Beautifully engraved scarce Stock Certificate from the famous Fostoria Glass Company issued in 1947. This historic document was printed by the Franklin Lee Division - American Bank note Company and has an ornate border around it with a vignette of an eagle, and has two cancellation stamps on the face which say Fostoria Glass Co. dated October 18, 1949. This item has the hand signatures of the Company's President, W. F. Danzell and Secretary. This is the first time we had offered an issued certificate from this famous glass company.

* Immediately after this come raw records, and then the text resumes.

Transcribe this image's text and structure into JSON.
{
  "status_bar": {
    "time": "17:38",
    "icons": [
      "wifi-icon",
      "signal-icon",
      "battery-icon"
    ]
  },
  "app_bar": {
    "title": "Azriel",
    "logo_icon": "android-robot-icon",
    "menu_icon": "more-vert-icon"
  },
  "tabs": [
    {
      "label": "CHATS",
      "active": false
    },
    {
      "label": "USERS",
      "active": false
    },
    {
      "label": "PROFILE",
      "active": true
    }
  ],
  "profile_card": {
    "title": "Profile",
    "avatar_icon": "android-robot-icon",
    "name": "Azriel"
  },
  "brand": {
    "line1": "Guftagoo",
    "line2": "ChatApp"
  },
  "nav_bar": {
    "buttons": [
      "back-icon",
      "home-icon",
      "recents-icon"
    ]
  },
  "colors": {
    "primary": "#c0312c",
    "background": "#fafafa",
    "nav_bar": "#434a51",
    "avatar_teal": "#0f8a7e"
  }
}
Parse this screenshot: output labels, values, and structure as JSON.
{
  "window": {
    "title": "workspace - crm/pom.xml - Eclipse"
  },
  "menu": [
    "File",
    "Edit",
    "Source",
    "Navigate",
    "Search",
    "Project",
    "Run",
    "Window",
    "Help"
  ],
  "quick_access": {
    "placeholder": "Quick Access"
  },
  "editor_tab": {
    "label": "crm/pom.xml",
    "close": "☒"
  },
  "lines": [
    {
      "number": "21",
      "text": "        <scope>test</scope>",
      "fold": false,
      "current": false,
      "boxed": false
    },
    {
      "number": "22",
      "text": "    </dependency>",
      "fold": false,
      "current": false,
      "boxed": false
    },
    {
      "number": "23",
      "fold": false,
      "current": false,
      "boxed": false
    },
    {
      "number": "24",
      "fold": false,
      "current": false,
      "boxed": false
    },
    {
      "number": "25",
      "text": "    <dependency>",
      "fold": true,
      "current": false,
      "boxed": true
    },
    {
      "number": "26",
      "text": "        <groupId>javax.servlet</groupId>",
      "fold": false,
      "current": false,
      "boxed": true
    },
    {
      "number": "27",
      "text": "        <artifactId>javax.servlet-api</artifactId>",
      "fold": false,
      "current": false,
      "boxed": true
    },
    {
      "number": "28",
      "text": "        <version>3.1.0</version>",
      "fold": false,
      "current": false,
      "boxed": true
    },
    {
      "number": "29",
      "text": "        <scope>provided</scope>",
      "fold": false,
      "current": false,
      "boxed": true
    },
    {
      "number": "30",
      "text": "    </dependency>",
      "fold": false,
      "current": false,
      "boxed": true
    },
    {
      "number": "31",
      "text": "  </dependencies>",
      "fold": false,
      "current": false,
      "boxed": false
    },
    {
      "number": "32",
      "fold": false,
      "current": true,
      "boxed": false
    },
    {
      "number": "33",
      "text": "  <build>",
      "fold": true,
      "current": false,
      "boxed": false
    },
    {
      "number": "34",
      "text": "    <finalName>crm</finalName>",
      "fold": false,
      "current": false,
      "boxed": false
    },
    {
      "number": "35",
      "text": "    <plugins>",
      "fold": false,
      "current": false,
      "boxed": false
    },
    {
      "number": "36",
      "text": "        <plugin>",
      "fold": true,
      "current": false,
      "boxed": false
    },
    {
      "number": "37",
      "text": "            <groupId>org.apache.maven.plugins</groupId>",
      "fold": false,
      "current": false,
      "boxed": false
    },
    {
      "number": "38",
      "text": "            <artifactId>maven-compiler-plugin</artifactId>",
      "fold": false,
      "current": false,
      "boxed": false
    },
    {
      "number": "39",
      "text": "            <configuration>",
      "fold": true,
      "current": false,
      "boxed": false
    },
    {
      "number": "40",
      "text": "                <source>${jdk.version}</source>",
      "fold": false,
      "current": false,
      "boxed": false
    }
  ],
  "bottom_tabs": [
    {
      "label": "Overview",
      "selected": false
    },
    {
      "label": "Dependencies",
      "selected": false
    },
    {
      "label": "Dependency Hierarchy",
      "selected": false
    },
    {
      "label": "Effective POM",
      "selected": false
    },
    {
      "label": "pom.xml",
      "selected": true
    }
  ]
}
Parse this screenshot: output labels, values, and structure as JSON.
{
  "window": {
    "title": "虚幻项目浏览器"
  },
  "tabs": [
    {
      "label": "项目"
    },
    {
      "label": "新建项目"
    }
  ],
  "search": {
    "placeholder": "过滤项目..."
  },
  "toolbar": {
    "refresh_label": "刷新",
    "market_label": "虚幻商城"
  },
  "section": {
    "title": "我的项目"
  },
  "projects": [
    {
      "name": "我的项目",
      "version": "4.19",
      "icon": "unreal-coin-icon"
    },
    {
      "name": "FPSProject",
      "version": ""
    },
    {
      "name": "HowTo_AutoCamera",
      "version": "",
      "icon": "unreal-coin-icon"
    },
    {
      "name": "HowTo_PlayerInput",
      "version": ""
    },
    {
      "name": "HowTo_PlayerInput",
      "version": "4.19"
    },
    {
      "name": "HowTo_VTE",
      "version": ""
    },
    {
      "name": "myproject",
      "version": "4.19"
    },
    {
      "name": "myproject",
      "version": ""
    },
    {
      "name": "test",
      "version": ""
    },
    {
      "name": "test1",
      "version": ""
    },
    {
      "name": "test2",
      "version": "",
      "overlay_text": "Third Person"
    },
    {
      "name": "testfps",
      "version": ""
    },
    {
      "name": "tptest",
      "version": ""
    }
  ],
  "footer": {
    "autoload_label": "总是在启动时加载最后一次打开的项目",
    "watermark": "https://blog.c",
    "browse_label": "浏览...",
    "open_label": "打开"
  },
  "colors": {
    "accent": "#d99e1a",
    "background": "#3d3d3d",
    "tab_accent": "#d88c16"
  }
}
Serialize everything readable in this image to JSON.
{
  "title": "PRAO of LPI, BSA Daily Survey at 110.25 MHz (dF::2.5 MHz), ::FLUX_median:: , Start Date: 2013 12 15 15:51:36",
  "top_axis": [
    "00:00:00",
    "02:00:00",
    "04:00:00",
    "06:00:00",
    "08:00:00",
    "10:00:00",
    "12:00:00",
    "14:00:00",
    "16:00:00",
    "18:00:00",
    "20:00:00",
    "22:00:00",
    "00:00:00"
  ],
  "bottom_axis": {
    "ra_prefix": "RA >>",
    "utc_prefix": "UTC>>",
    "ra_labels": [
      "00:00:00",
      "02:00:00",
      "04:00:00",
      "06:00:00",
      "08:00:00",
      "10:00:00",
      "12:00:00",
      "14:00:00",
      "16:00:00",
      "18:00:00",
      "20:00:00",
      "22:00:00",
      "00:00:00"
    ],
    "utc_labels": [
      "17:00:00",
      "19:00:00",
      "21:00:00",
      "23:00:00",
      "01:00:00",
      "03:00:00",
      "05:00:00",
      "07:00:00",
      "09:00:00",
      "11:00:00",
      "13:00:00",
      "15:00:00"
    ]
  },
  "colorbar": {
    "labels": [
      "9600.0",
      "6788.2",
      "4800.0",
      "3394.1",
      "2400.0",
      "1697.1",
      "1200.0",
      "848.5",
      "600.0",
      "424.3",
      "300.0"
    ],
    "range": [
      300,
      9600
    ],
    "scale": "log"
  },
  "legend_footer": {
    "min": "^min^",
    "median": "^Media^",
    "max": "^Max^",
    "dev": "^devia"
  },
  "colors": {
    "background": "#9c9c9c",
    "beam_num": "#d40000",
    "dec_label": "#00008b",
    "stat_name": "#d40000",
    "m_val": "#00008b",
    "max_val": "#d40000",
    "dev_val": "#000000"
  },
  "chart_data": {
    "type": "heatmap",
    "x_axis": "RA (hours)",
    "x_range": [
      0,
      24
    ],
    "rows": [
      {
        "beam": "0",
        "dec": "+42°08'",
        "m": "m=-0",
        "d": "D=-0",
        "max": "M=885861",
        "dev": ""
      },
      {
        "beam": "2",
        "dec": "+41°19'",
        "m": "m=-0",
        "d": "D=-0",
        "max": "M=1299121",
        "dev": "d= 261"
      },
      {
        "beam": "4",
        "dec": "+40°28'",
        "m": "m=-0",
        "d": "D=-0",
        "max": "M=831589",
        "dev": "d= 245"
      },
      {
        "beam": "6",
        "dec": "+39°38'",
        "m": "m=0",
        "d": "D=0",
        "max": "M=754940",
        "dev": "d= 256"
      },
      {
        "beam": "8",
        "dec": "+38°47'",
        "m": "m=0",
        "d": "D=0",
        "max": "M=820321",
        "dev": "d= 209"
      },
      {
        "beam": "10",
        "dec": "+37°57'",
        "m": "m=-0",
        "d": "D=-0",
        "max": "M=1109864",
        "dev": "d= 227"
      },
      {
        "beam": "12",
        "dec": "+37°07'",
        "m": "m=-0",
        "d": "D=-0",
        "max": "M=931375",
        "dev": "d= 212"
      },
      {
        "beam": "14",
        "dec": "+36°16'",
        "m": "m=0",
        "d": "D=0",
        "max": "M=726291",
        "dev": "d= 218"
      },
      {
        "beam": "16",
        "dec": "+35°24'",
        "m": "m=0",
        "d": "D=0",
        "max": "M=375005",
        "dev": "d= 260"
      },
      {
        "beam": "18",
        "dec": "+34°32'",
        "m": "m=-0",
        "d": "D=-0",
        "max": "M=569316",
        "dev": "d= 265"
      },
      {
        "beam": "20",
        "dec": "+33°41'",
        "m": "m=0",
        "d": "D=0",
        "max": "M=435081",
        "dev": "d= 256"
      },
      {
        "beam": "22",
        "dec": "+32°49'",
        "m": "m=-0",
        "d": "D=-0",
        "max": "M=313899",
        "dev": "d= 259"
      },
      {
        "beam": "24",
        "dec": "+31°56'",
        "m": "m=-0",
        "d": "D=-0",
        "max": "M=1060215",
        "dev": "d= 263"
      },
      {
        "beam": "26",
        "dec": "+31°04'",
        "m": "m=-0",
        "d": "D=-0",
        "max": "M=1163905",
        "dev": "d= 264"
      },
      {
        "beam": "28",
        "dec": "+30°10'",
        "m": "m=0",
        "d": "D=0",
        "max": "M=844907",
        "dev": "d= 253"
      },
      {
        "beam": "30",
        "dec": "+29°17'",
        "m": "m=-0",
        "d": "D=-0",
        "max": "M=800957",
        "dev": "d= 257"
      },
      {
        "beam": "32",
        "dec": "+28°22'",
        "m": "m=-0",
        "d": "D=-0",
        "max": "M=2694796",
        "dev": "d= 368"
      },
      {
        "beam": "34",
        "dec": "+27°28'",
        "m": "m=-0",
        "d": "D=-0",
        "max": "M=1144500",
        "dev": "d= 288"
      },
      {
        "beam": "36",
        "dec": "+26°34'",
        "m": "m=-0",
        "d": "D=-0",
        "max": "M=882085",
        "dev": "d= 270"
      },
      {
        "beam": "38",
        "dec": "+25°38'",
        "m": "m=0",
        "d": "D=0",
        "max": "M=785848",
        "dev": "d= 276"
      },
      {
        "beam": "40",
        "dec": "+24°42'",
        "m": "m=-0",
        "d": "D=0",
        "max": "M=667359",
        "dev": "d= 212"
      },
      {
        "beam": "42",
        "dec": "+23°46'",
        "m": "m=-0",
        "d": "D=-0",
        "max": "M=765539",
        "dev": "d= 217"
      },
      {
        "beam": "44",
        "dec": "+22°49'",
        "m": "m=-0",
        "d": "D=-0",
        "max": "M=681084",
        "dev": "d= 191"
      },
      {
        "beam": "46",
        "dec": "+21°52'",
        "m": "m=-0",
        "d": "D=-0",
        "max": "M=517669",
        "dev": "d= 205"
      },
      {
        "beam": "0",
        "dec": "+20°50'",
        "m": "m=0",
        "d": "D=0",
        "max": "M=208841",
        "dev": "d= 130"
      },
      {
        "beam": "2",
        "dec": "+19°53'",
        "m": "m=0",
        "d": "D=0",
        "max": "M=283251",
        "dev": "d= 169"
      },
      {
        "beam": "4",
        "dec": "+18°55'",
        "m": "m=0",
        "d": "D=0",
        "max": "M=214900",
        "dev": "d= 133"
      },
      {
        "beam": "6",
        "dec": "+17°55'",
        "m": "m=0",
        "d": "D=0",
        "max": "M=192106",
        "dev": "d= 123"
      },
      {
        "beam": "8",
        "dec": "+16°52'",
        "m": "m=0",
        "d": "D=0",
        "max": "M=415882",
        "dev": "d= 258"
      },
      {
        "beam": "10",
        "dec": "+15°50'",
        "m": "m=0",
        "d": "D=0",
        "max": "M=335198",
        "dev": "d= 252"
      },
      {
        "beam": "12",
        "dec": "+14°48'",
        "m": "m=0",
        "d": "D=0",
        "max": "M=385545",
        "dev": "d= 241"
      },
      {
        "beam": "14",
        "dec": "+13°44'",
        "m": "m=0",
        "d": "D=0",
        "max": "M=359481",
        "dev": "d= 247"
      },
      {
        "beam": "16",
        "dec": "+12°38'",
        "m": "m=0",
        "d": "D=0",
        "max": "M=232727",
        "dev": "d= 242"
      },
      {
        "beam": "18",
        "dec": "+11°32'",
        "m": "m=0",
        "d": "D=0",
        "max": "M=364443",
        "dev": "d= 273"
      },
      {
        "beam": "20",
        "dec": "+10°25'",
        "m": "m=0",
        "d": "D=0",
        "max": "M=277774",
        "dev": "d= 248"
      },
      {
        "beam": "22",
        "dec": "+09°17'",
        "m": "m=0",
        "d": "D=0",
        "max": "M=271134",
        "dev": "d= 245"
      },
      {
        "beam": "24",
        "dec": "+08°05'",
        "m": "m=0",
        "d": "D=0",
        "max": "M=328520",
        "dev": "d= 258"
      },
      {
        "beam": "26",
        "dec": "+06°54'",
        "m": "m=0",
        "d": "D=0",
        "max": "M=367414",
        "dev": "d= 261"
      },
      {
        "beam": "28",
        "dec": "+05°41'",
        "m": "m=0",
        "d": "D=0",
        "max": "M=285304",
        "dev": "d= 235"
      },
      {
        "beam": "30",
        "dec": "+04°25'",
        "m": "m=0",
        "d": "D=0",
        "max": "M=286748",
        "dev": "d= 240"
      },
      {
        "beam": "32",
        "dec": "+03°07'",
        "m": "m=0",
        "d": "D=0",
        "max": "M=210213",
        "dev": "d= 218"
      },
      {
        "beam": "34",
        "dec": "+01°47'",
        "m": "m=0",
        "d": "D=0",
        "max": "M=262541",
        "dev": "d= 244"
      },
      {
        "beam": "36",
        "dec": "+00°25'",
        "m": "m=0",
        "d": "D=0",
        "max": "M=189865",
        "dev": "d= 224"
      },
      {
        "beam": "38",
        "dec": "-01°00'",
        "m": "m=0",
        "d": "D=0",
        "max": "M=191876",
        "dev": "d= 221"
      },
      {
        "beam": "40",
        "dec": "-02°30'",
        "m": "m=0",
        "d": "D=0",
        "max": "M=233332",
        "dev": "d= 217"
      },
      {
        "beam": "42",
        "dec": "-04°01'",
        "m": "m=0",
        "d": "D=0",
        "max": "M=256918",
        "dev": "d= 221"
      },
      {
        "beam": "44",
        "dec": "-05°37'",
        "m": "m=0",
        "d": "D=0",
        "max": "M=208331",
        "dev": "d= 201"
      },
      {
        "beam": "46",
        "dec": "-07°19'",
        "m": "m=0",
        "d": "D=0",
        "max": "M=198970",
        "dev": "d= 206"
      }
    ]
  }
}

The Fostoria Glass Company began operations in Fostoria Ohio, on December 15,1887 to produce lamps and lamp parts. This site was chosen because natural gas at a recently opened field in the area had been offered at a very low cost to attract new industries. However, the field was so short-lived that in 1891, Fostoria moved to Moundsville, West Virginia, where there was an abundance of gas, coal, and the other needed materials. The company was led by a chemist named W.F. Dalzell, and Fostoria began to produce colored glass tableware and accessories in the mid 1920's. Dalzell became president of the Fostoria company in 1945. During its first ten years, Fostoria made pressed ware, but early in the century Fostoria realized the importance of developing fine quality blown stemware, lamps, and other decorative accessory pieces. In 1924 the company was one of the first to start a program of national advertising, and the first to produce complete dinner services in crystal. Besides their regular line of blown , etched and pressed patterns they did custom work, such as providing glass with government seals for officials in Washington. All the presidents from Eisenhower through Reagan ordered glassware from them. At one time Fostoria was the largest maker of handmade glassware in the United States, employing nearly one thousand people. The AMERICAN pattern, introduced in 1915, is still being produced by Lancaster Colony(who bought the Fostoria Company in 1983), making it the most successful pattern in the history of glassmaking. Fostoria's business peaked in 1950 when they made over 8 million pieces of glass. In 1986 after struggling with an outmoded plant and foreign competition, Lancaster Colony was forced to close the Fostoria factory, ending nearly 100 years of glass making. History from OldCompany.com (old stock certificate research service)